ESPN President John Skipper Has Resigned

By A.J. Katz 

Stunning news coming out of the sports world this morning. ESPN president John Skipper has resigned from his role at the company, citing “substance addiction” as the primary reason.

Here’s Skipper’s statement:

Today I have resigned from my duties as President of ESPN.


I have had a wonderful career at The Walt Disney Company and am grateful for the many opportunities and friendships. I owe a debt to many, but most profoundly Michael Lynton, George Bodenheimer and Bob Iger.

I have struggled for many years with a substance addiction. I have decided that the most important thing I can do right now is to take care of my problem.

I have disclosed that decision to the company, and we mutually agreed that it was appropriate that I resign. I will always appreciate the human understanding and warmth that Bob displayed here and always.

I come to this public disclosure with embarrassment, trepidation and a feeling of having let others I care about down.

As I deal with this issue and what it means to me and my family, I ask for appropriate privacy and a little understanding.

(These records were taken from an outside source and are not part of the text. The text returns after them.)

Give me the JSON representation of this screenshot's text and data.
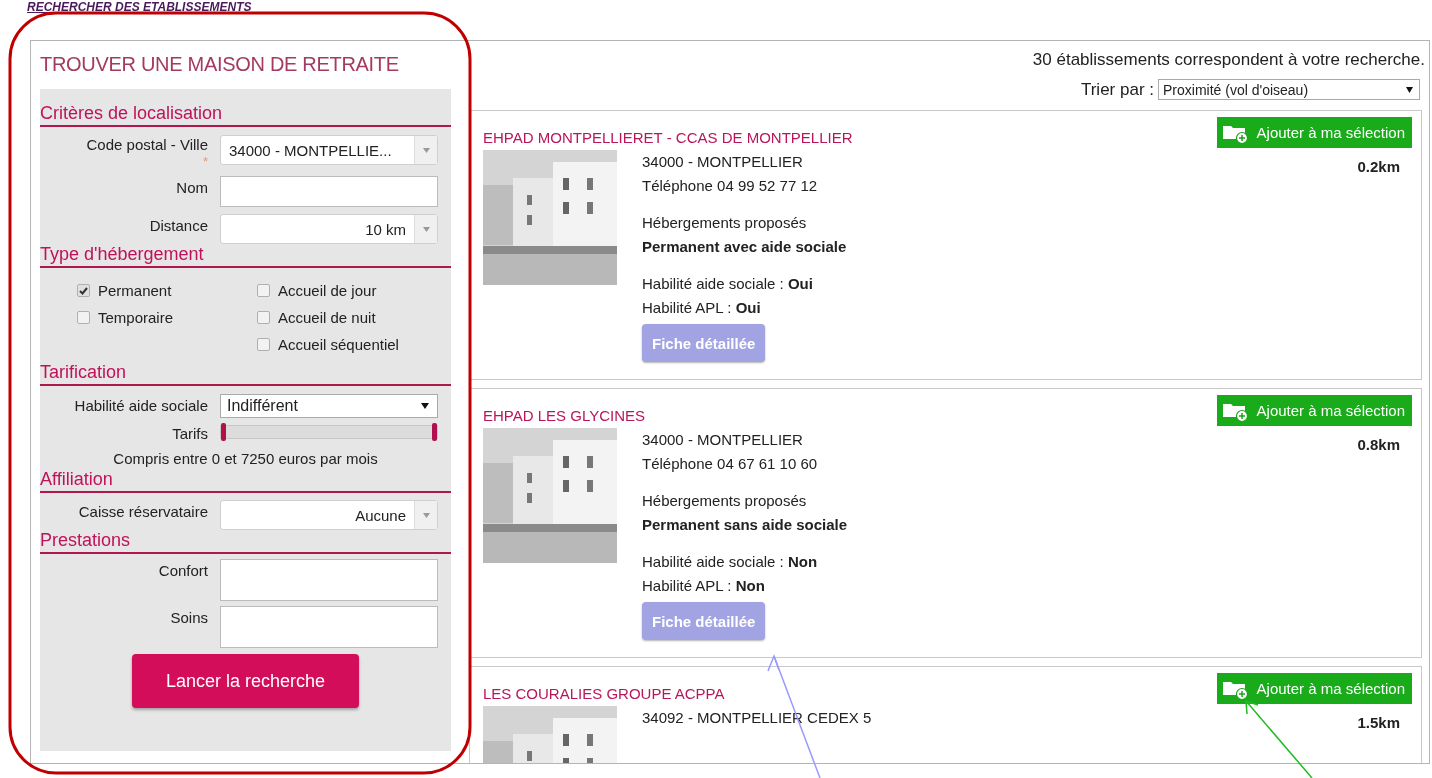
{
  "page_heading": "RECHERCHER DES ETABLISSEMENTS",
  "search_panel": {
    "title": "TROUVER UNE MAISON DE RETRAITE",
    "sections": [
      {
        "title": "Critères de localisation",
        "kind": "fields",
        "fields": [
          {
            "label": "Code postal - Ville",
            "kind": "autocomplete",
            "value": "34000 - MONTPELLIE...",
            "required_mark": "*"
          },
          {
            "label": "Nom",
            "kind": "text"
          },
          {
            "label": "Distance",
            "kind": "combo",
            "value": "10 km"
          }
        ]
      },
      {
        "title": "Type d'hébergement",
        "kind": "checkboxes",
        "columns": [
          [
            {
              "label": "Permanent",
              "checked": true
            },
            {
              "label": "Temporaire",
              "checked": false
            }
          ],
          [
            {
              "label": "Accueil de jour",
              "checked": false
            },
            {
              "label": "Accueil de nuit",
              "checked": false
            },
            {
              "label": "Accueil séquentiel",
              "checked": false
            }
          ]
        ]
      },
      {
        "title": "Tarification",
        "kind": "fields",
        "fields": [
          {
            "label": "Habilité aide sociale",
            "kind": "select",
            "value": "Indifférent"
          },
          {
            "label": "Tarifs",
            "kind": "range",
            "level": 1
          }
        ],
        "note": "Compris entre 0 et 7250 euros par mois"
      },
      {
        "title": "Affiliation",
        "kind": "fields",
        "fields": [
          {
            "label": "Caisse réservataire",
            "kind": "combo",
            "value": "Aucune"
          }
        ]
      },
      {
        "title": "Prestations",
        "kind": "fields",
        "fields": [
          {
            "label": "Confort",
            "kind": "textarea"
          },
          {
            "label": "Soins",
            "kind": "textarea"
          }
        ]
      }
    ],
    "submit": "Lancer la recherche"
  },
  "results": {
    "count_text": "30 établissements correspondent à votre recherche.",
    "sort": {
      "label": "Trier par :",
      "value": "Proximité (vol d'oiseau)"
    },
    "items": [
      {
        "name": "EHPAD MONTPELLIERET - CCAS DE MONTPELLIER",
        "add_button": "Ajouter à ma sélection",
        "distance": "0.2km",
        "address": "34000 - MONTPELLIER",
        "phone": "Téléphone 04 99 52 77 12",
        "offer_label": "Hébergements proposés",
        "offer": "Permanent avec aide sociale",
        "aide_sociale": "Habilité aide sociale : **Oui**",
        "apl": "Habilité APL : **Oui**",
        "details_button": "Fiche détaillée"
      },
      {
        "name": "EHPAD LES GLYCINES",
        "add_button": "Ajouter à ma sélection",
        "distance": "0.8km",
        "address": "34000 - MONTPELLIER",
        "phone": "Téléphone 04 67 61 10 60",
        "offer_label": "Hébergements proposés",
        "offer": "Permanent sans aide sociale",
        "aide_sociale": "Habilité aide sociale : **Non**",
        "apl": "Habilité APL : **Non**",
        "details_button": "Fiche détaillée"
      },
      {
        "name": "LES COURALIES GROUPE ACPPA",
        "add_button": "Ajouter à ma sélection",
        "distance": "1.5km",
        "address": "34092 - MONTPELLIER CEDEX 5"
      }
    ]
  }
}
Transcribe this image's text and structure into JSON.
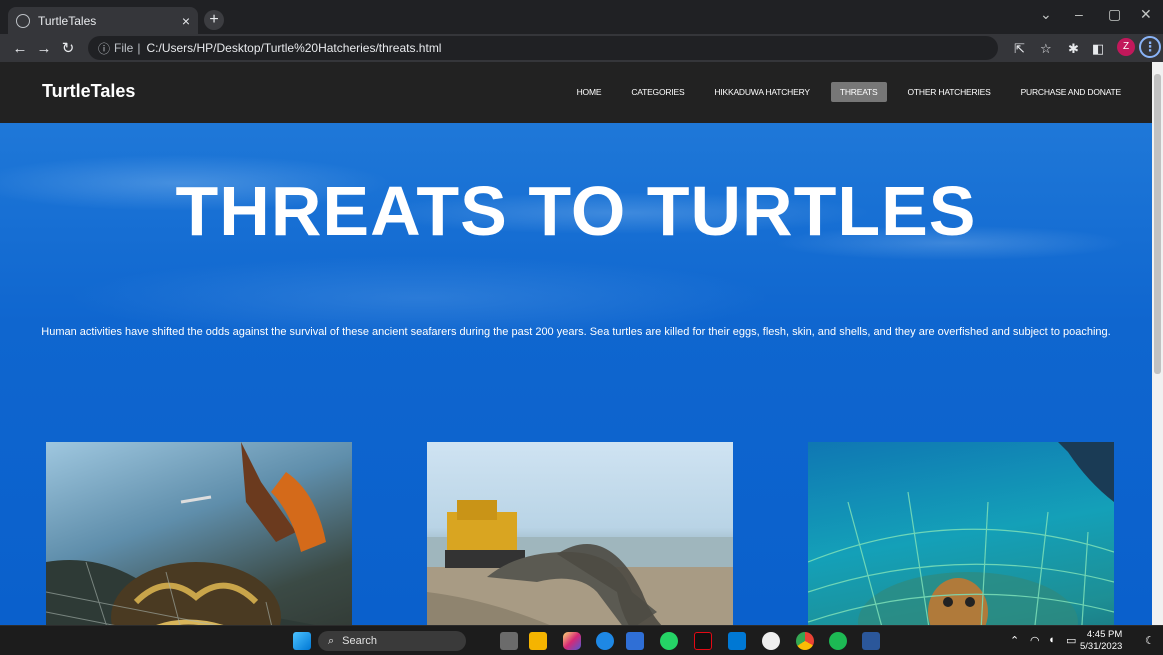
{
  "browser": {
    "tab_title": "TurtleTales",
    "tab_close": "×",
    "new_tab": "+",
    "url_prefix": "File",
    "url": "C:/Users/HP/Desktop/Turtle%20Hatcheries/threats.html",
    "profile_initial": "Z"
  },
  "site": {
    "brand": "TurtleTales",
    "nav": [
      {
        "label": "HOME"
      },
      {
        "label": "CATEGORIES"
      },
      {
        "label": "HIKKADUWA HATCHERY"
      },
      {
        "label": "THREATS",
        "active": true
      },
      {
        "label": "OTHER HATCHERIES"
      },
      {
        "label": "PURCHASE AND DONATE"
      }
    ]
  },
  "hero": {
    "title": "THREATS TO TURTLES",
    "text": "Human activities have shifted the odds against the survival of these ancient seafarers during the past 200 years. Sea turtles are killed for their eggs, flesh, skin, and shells, and they are overfished and subject to poaching."
  },
  "taskbar": {
    "search_label": "Search",
    "time": "4:45 PM",
    "date": "5/31/2023"
  },
  "colors": {
    "nav_bg": "#222222",
    "nav_active": "#777777",
    "hero_blue": "#0a63cf"
  }
}
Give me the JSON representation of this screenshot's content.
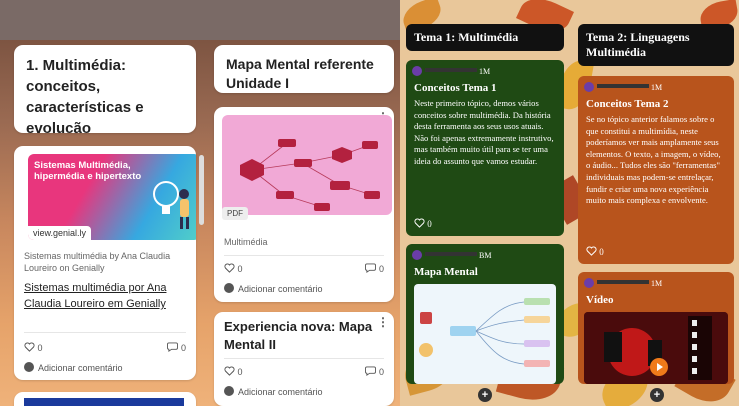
{
  "colors": {
    "green_card": "#1f4a14",
    "orange_card": "#b8541c",
    "title_bg": "#111111",
    "genially_pink": "#e8367d",
    "map_pink": "#f1a9d6"
  },
  "left_board": {
    "column1": {
      "title": "1. Multimédia: conceitos, características e evolução",
      "post": {
        "thumbnail_title": "Sistemas Multimédia, hipermédia e hipertexto",
        "thumbnail_url": "view.genial.ly",
        "meta": "Sistemas multimédia by Ana Claudia Loureiro on Genially",
        "link": "Sistemas multimédia por Ana Claudia Loureiro em Genially",
        "likes": "0",
        "comments": "0",
        "add_comment": "Adicionar comentário"
      }
    },
    "column2": {
      "title": "Mapa Mental referente Unidade I",
      "post1": {
        "file_type": "PDF",
        "caption": "Multimédia",
        "likes": "0",
        "comments": "0",
        "add_comment": "Adicionar comentário"
      },
      "post2": {
        "title": "Experiencia nova: Mapa Mental II",
        "likes": "0",
        "comments": "0",
        "add_comment": "Adicionar comentário"
      }
    }
  },
  "right_board": {
    "col1": {
      "title": "Tema 1: Multimédia",
      "card1": {
        "time": "1M",
        "heading": "Conceitos Tema 1",
        "body": "Neste primeiro tópico, demos vários conceitos sobre multimédia. Da história desta ferramenta aos seus usos atuais. Não foi apenas extremamente instrutivo, mas também muito útil para se ter uma ideia do assunto que vamos estudar.",
        "likes": "0"
      },
      "card2": {
        "time": "BM",
        "heading": "Mapa Mental"
      },
      "add": "+"
    },
    "col2": {
      "title": "Tema 2: Linguagens Multimédia",
      "card1": {
        "time": "1M",
        "heading": "Conceitos Tema 2",
        "body": "Se no tópico anterior falamos sobre o que constitui a multimídia, neste poderíamos ver mais amplamente seus elementos. O texto, a imagem, o vídeo, o áudio... Tudos eles são \"ferramentas\" individuais mas podem-se entrelaçar, fundir e criar uma nova experiência muito mais complexa e envolvente.",
        "likes": "0"
      },
      "card2": {
        "time": "1M",
        "heading": "Vídeo"
      },
      "add": "+"
    }
  }
}
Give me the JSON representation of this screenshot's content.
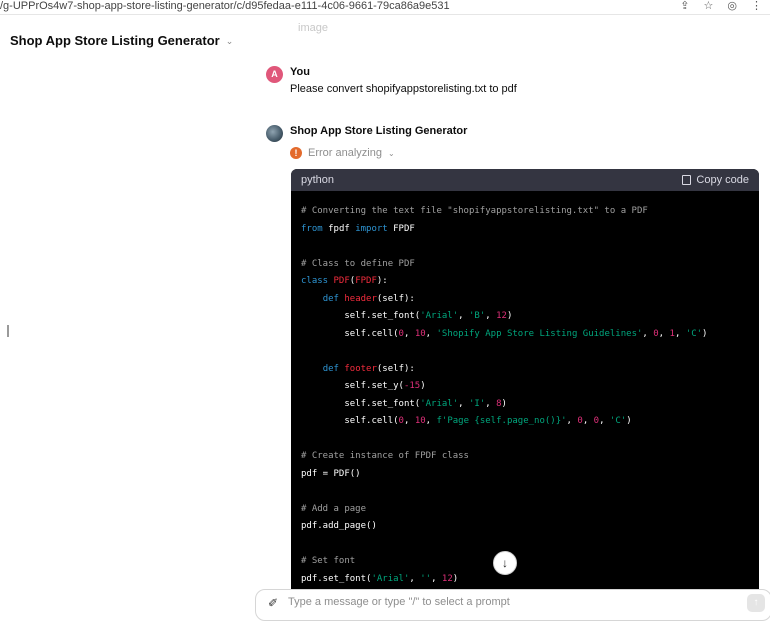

To my colleagues at ESPN, it has been a privilege. I take great pride in your accomplishments and have complete confidence in your collective ability to continue ESPN’s success.

George Bodenheimer, ESPN’s president from 1998-2011 and executive chairman until May 2014, will take over as the acting chairman of the company for the next 90 days to help Disney chairman and ceo Bob Iger find Skipper’s replacement.

Here’s Iger’s statement:

“I join John Skipper’s many friends and colleagues across the company in wishing him well during this challenging time. I respect his candor and support his decision to focus on his health and his family. With his departure, George Bodenheimer has agreed to serve as Acting Chair of ESPN for the next 90 days to provide interim leadership, help me identify and secure John’s successor, and ensure a smooth transition. I am grateful for George’s support and look forward to working with him again in this temporary role.”

The 61-year-old Skipper joined ESPN in 1997 as svp and gm of ESPN The Magazine. He was named to his current role on Jan. 1, 2012.

It has been a rough year for ESPN.

Just days earlier, Skipper held a 450-person staff meeting at the network’s Bristol, Ct.-based headquarters, which focused on the health of the company, the future of the network and the launch of its own standalone streaming service next year next spring, ESPN+.

Network executives also used the opportunity to address what’s become an increasingly problematic area for ESPN on-air talent, namely, their use of social media.

In September, SportsCenter anchor Jemele Hill took to Twitter to call Pres. Donald Trump “a white supremacist” and a “bigot.” The White House responded, with White House press secretary Sarah Sanders remarking during a press briefing that Hill’s comments were a “fireable offense.”

The network, which has been accused by some viewers of having a liberal bias, decided not to suspend Hill for that particular tweet, but suspended her for two weeks in October for being a repeat offender after suggesting a boycott of NFL advertisers during the height of the anthem kneeling controversy.

The company suspended ESPN personalities and former NFL players Donovan McNabb and Eric Davis, who host shows on ESPN Radio, last week after they were named in a lawsuit claiming they sexually harassed an employee at the NFL Network.

And just last week, the Boston Globe published a lengthy story detailing allegations of sexual harassment by ESPN on-air talent over the years, including allegations against high-profile ESPN anchor John Buccigross.

In addition to the sexual harassment allegations and political problems, ESPN has been having well-publicized issues when it comes to its general business model. The way people consume television content is rapidly changing, and ESPN has been hit hard.

The Worldwide Leader in Sports has been negatively impacted by declining subscription revenue and cord-cutting in recent years, and the network has also been forced to spend billions of dollars on TV rights deals with the major pro sports leagues and college conferences, including a 10-year, $15.2 billion deal with the NFL in 2011; a nine-year, $12 billion deal with the NBA; and a $7.3 billion deal for the NCAA college football playoffs.

These changes in the sports media business has forced ESPN to layoff hundreds of employees over the past few years, on-air commentators, anchors, journalists, and behind-the-scenes staffers alike.

Despite all of these issues, ESPN still remains the go-to destination for sports fans, and is consistently the No. 1 basic cable network in prime time among the advertiser-friendly demographic of adults 18-49.